In a recent statement, BoE and FCA supported and encouraged liquidity providers in the USD linear interest rate swaps market to adopt new trading conventions for interdealer trading based on Secured Overnight Financing Rate (SOFR), instead of on London Interbank Offered Rate (LIBOR), from July 26, 2021. This is to facilitate a shift in the market liquidity toward SOFR, bringing benefits for a wide range of users as they move away from LIBOR.
The proposed change will involve interdealer brokers moving the primary basis of their pricing screens and curve construction for interest rate swaps from USD LIBOR to SOFR. At present, SOFR swaps are priced by default in reference to a LIBOR swap adjusted by the LIBOR-SOFR basis. As a result of this change, SOFR swaps would be the primary pricing point. LIBOR swaps would, therefore, be priced by reference to SOFR swaps adjusted by the LIBOR-SOFR basis. The same change would be made in the trading of swap spreads (swaps against bonds) in USD markets, such that the default pricing will show SOFR swaps relative to US Treasuries. For the avoidance of doubt, from July 26, 2021, FCA and BoE encourage all trading in USD LIBOR swaps, and USD LIBOR-based swap spreads in the interdealer broker market to be replaced with trading in SOFR swaps and SOFR-based swap spreads. USD LIBOR is expected to be accessible only as a basis swap to SOFR in the interdealer broker market from this date. However screens for outright LIBOR swaps and LIBOR-based swap spreads are expected to remain available for informational purposes, but not trading activity, until October 22, 2021.

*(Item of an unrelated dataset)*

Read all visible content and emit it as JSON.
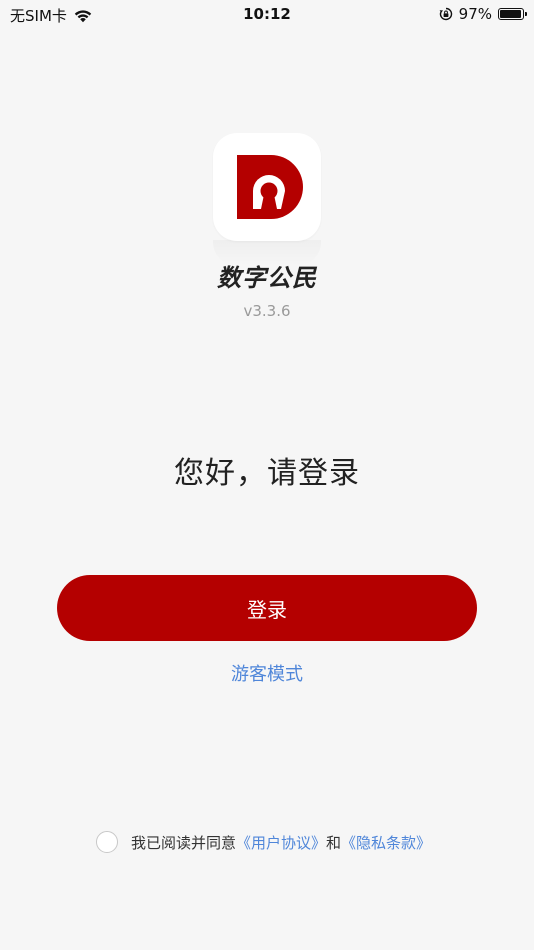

Additionally, as per a recent statement form the US regulatory agency OCC, every bank, regardless of size, is expected to demonstrate that its replacement rate selections are appropriate for the bank’s products, funding needs, and operational capacities. The statement noted the importance of banks considering the strength of the fallback provisions they employ and noted that it is imperative that banks continue careful planning for the LIBOR transition. OCC examiners will continue to work with banks to ensure their full preparedness.
Keywords: Europe, Americas, UK, US, Banking, Securities, LIBOR, SOFR, Benchmark Reforms, Interest Rate Benchmarks, LIBOR Transition, OCC, FCA, BoE
Previous ArticleBIS and Nordic Central Banks Launch Innovation Hub in Stockholm
APRA issued a letter on the loss-absorbing capacity (LAC) requirements for domestic systemically important banks (D-SIBs) and published a discussion paper, along with the proposed the prudential standards on financial contingency planning (CPS 190) and resolution planning (CPS 900).
The European Commission (EC) launched a call for evidence, until March 18, 2022, as part of a comprehensive review of the macro-prudential rules for the banking sector under the Capital Requirements Regulation (CRR) and Directive (CRD IV).
The Financial Stability Board (FSB) published a report that sets out good practices for crisis management groups.
The Australian Prudential Regulation Authority (APRA) found that Heritage Bank Limited had incorrectly reported capital because of weaknesses in operational risk and compliance frameworks, although the bank did not breach minimum prudential capital ratios at any point and remains well-capitalized.
The Office of the Superintendent of Financial Institutions (OSFI) released the annual report for 2020-2021.
Through a letter addressed to the banking sector entities, the Office of the Superintendent of Financial Institutions (OSFI) announced deferral of the domestic implementation of the final Basel III reforms from the first to the second quarter of 2023.
EIOPA recently published a letter in which EC is informing the European Parliament and Council that it could not adopt the set of draft regulatory technical standards for disclosures under the Sustainable Finance Disclosure Regulation (SFDR) within the stipulated three-month period, given their length and technical detail.
The Financial Conduct Authority (FCA) published the third in a series of policy statements that set out rules to introduce the UK Investment Firm Prudential Regime (IFPR), which will take effect on January 01, 2022.
The Australian Prudential Regulation Authority (APRA) published, along with a summary of its response to the consultation feedback, an information paper that summarizes the finalized capital framework that is in line with the internationally agreed Basel III requirements for banks.
The Committee on Payments and Market Infrastructures (CPMI) and the International Organization of Securities Commissions (IOSCO) issued a consultative report focusing on access to central counterparty (CCP) clearing and client-position portability.